PROMPT -> The listing below is to be copied in full, line by line.

MATERIAL SHOWN ->
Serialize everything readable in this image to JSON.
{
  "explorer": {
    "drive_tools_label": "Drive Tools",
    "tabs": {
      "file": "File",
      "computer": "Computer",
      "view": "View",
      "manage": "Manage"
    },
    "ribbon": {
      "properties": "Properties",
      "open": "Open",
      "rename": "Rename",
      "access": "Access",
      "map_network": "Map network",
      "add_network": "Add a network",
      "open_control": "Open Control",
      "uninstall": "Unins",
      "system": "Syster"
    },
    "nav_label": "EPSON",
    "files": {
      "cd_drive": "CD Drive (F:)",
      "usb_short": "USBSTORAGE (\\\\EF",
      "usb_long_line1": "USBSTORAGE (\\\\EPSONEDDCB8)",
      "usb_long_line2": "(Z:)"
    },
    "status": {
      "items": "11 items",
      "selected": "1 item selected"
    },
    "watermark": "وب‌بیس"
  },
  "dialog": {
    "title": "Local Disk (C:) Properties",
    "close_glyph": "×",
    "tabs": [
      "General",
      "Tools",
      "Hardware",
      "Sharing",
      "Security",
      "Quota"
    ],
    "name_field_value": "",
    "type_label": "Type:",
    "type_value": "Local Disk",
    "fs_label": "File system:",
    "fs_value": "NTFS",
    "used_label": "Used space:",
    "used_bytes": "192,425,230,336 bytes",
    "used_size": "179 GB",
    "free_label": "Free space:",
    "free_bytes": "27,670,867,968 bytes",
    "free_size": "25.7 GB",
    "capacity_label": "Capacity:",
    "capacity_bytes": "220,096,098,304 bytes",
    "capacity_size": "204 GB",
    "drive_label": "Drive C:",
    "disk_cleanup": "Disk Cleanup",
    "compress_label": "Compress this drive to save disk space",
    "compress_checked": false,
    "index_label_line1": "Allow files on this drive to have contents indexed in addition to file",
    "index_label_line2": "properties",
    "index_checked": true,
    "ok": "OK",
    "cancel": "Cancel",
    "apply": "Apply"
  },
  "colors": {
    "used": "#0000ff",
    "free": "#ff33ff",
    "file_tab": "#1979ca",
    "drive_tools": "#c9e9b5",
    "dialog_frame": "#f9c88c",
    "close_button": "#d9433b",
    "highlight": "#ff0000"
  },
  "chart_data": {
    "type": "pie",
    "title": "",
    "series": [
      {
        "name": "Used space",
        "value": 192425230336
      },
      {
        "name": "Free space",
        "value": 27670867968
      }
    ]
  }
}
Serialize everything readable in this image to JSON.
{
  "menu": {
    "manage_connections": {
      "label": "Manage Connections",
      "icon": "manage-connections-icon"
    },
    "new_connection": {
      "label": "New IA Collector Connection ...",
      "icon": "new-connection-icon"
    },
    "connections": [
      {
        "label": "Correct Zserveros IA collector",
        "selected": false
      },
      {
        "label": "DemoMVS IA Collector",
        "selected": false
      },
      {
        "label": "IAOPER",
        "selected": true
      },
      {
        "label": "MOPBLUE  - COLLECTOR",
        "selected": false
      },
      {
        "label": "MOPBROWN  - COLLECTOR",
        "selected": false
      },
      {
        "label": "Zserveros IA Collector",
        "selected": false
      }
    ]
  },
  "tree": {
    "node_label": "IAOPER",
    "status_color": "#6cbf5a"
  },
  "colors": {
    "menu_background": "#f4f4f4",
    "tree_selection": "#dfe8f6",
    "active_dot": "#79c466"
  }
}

RESPONSE TO THIS EXERCISE ->
Serialize everything readable in this image to JSON.
{
  "explorer": {
    "drive_tools_label": "Drive Tools",
    "tabs": {
      "file": "File",
      "computer": "Computer",
      "view": "View",
      "manage": "Manage"
    },
    "ribbon": {
      "properties": "Properties",
      "open": "Open",
      "rename": "Rename",
      "access": "Access",
      "map_network": "Map network",
      "add_network": "Add a network",
      "open_control": "Open Control",
      "uninstall": "Unins",
      "system": "Syster"
    },
    "nav_label": "EPSON",
    "files": {
      "cd_drive": "CD Drive (F:)",
      "usb_short": "USBSTORAGE (\\\\EF",
      "usb_long_line1": "USBSTORAGE (\\\\EPSONEDDCB8)",
      "usb_long_line2": "(Z:)"
    },
    "status": {
      "items": "11 items",
      "selected": "1 item selected"
    },
    "watermark": "وب‌بیس"
  },
  "dialog": {
    "title": "Local Disk (C:) Properties",
    "close_glyph": "×",
    "tabs": [
      "General",
      "Tools",
      "Hardware",
      "Sharing",
      "Security",
      "Quota"
    ],
    "name_field_value": "",
    "type_label": "Type:",
    "type_value": "Local Disk",
    "fs_label": "File system:",
    "fs_value": "NTFS",
    "used_label": "Used space:",
    "used_bytes": "192,425,230,336 bytes",
    "used_size": "179 GB",
    "free_label": "Free space:",
    "free_bytes": "27,670,867,968 bytes",
    "free_size": "25.7 GB",
    "capacity_label": "Capacity:",
    "capacity_bytes": "220,096,098,304 bytes",
    "capacity_size": "204 GB",
    "drive_label": "Drive C:",
    "disk_cleanup": "Disk Cleanup",
    "compress_label": "Compress this drive to save disk space",
    "compress_checked": false,
    "index_label_line1": "Allow files on this drive to have contents indexed in addition to file",
    "index_label_line2": "properties",
    "index_checked": true,
    "ok": "OK",
    "cancel": "Cancel",
    "apply": "Apply"
  },
  "colors": {
    "used": "#0000ff",
    "free": "#ff33ff",
    "file_tab": "#1979ca",
    "drive_tools": "#c9e9b5",
    "dialog_frame": "#f9c88c",
    "close_button": "#d9433b",
    "highlight": "#ff0000"
  },
  "chart_data": {
    "type": "pie",
    "title": "",
    "series": [
      {
        "name": "Used space",
        "value": 192425230336
      },
      {
        "name": "Free space",
        "value": 27670867968
      }
    ]
  }
}
Serialize everything readable in this image to JSON.
{
  "menu": {
    "manage_connections": {
      "label": "Manage Connections",
      "icon": "manage-connections-icon"
    },
    "new_connection": {
      "label": "New IA Collector Connection ...",
      "icon": "new-connection-icon"
    },
    "connections": [
      {
        "label": "Correct Zserveros IA collector",
        "selected": false
      },
      {
        "label": "DemoMVS IA Collector",
        "selected": false
      },
      {
        "label": "IAOPER",
        "selected": true
      },
      {
        "label": "MOPBLUE  - COLLECTOR",
        "selected": false
      },
      {
        "label": "MOPBROWN  - COLLECTOR",
        "selected": false
      },
      {
        "label": "Zserveros IA Collector",
        "selected": false
      }
    ]
  },
  "tree": {
    "node_label": "IAOPER",
    "status_color": "#6cbf5a"
  },
  "colors": {
    "menu_background": "#f4f4f4",
    "tree_selection": "#dfe8f6",
    "active_dot": "#79c466"
  }
}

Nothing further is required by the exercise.